If I compare apples to barns, and my goal is to explore the color red as it is expressed in these two different objects, the then comparison is reasonable to make. I see no problem with Steve's comparison of church to AA. It is similar to comparing the church to a body or comparing the church to a family -- both of which are Biblical comparisons. If I see something that seems to work particularly well in one venue, and it is something that I'd like to see just as well in another venue, then I think it's entirely fair to explain why I believe there could be some helpful overlap.

"If you are reacting against the word 'rule' maybe we can find another word." -- Steven Ganz

I was thinking about that word "rule" as well in reading Steve's posts and his reply here. I'd love to explore more what people see in the word "rule" before talking about whether it should be in the church or not. In my opinion, it might be more helpful to differentiate between "ruling over" (which is what I think Steve is really getting at) and "governing" which I think is appropriate in the church and I'd love to kick our elders in the butt a bit over this. (In fact, they're coming over on Saturday and I probably need to prepare myself to not go over the top on that issue, but, to be honest, it's a real hot button with me right now. How are we supposed to go anywhere if our leaders are not only not leading, but they're not even following the pastor's lead?!!! Grrrr.)

I think in large part the question isn't "should there be those who govern?" but "how should they govern?" And that's what I've tried to focus on when reading Steve's posts even if the vocabulary has gotten a little muddy.

Steven Ganz said...

Barefootmeg, I think you have hit the nail squarely on the head. With so many people reacting to words like authority, ruling, governing, it is difficult to have a discussion about whether or not such things should be in the church. So many people have been abused by those "in authority" that this kind of discussion brings so much extra baggage. I would like to see people healed of these hurts without blocking leaders in the church from leading and guiding.
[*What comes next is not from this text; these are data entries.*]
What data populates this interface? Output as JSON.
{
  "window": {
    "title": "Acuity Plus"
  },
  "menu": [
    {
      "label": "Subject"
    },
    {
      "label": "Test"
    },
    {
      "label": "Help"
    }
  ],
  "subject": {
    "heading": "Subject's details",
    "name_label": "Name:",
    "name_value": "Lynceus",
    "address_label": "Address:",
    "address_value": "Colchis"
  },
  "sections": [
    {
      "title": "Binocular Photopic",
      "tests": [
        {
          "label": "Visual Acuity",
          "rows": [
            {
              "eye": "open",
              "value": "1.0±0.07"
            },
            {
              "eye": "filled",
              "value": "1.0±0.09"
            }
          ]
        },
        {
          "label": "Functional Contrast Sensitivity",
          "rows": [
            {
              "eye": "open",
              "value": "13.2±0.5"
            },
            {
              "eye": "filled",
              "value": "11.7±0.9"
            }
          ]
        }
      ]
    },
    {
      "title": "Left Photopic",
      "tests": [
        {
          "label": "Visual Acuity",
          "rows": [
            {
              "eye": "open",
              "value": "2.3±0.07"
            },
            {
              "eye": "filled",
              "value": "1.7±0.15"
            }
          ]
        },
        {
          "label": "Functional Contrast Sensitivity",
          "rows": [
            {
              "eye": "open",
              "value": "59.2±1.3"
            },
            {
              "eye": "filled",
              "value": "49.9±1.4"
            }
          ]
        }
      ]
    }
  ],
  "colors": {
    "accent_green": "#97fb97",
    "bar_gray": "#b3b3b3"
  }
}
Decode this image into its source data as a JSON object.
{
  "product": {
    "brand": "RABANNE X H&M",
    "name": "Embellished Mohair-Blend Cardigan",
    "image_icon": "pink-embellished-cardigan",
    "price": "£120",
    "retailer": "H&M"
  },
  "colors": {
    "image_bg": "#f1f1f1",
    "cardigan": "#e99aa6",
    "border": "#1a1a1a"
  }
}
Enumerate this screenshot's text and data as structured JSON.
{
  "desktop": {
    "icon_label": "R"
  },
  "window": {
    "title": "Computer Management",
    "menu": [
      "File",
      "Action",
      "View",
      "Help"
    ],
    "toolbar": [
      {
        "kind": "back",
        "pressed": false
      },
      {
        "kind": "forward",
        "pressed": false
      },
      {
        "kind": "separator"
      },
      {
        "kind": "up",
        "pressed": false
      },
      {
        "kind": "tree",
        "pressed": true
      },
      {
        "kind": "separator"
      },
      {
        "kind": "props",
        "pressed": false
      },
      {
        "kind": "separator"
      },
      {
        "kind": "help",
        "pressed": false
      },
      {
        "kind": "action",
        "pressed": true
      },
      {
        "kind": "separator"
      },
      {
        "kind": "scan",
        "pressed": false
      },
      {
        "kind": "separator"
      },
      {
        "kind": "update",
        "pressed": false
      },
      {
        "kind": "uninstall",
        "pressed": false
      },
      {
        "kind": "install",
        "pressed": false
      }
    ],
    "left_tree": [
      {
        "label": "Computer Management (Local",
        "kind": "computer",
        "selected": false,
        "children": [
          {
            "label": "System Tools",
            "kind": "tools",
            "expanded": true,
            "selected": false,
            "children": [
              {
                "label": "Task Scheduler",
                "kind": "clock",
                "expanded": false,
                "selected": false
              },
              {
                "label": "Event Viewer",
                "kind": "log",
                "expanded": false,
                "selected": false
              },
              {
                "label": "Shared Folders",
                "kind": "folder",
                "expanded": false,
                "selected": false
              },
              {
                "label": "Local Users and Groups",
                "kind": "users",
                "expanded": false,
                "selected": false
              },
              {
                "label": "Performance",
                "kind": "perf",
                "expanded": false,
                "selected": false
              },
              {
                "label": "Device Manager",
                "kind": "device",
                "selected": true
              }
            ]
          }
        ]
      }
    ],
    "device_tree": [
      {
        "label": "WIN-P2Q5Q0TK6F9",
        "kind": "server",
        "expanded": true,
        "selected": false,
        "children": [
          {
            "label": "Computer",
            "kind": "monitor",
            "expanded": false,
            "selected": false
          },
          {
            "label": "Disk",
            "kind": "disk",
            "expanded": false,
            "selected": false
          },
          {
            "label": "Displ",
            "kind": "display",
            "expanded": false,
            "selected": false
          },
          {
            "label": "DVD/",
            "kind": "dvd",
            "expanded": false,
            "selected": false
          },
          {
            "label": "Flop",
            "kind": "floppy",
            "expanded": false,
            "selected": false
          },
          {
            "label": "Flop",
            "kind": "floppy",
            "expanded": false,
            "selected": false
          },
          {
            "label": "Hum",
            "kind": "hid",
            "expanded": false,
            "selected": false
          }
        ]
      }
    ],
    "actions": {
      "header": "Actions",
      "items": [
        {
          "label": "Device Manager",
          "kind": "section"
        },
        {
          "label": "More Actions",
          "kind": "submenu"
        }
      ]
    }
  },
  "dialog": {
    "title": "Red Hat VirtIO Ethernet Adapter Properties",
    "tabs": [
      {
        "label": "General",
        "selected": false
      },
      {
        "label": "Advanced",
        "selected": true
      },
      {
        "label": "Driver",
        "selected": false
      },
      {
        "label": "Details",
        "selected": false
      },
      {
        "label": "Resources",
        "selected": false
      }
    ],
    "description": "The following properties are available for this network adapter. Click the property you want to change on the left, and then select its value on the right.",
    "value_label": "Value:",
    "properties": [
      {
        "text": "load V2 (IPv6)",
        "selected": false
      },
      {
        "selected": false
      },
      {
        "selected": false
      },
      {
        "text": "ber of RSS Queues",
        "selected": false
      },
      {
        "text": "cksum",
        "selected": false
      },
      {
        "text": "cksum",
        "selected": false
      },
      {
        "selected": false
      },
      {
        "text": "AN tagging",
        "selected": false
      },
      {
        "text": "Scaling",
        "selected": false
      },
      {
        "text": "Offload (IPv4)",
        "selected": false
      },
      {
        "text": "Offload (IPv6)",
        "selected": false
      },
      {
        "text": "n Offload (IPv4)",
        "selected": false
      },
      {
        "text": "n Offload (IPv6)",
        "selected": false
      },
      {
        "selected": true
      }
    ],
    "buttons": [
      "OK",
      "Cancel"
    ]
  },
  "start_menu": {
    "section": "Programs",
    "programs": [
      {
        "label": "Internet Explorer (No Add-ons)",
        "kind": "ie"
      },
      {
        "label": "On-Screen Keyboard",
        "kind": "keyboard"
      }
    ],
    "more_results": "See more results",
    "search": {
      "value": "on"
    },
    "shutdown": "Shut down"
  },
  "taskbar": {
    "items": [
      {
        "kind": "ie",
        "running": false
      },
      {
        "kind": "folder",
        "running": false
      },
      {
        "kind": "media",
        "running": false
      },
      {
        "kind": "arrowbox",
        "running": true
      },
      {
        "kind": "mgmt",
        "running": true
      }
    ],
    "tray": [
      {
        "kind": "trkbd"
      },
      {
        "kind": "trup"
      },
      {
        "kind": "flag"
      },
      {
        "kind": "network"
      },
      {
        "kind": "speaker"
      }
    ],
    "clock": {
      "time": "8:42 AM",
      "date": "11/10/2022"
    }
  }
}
But when someone is very sore and you just look like you might touch that painful area brings a reaction. it is going to take true and expert anointed leadership to guide the church through this mess.

Maybe there is an upside to all this. Here is an opportunity and need for such godly leadership. Let's pray that such leaders grow in this environment.

mamma said...

Dear Anonymous:
Interesting thoughts, it made me think that perhaps your experience in the church was the result of people being taught to be ashamed of their sin, so it is extremely uncomfortable to admit or discuss it. I'm not sure I want to discuss the details of my sin, but I am happy to admit without embarrassment that I am a sinner and deeply need Jesus and the Holy Spirit to save, renew and guide me.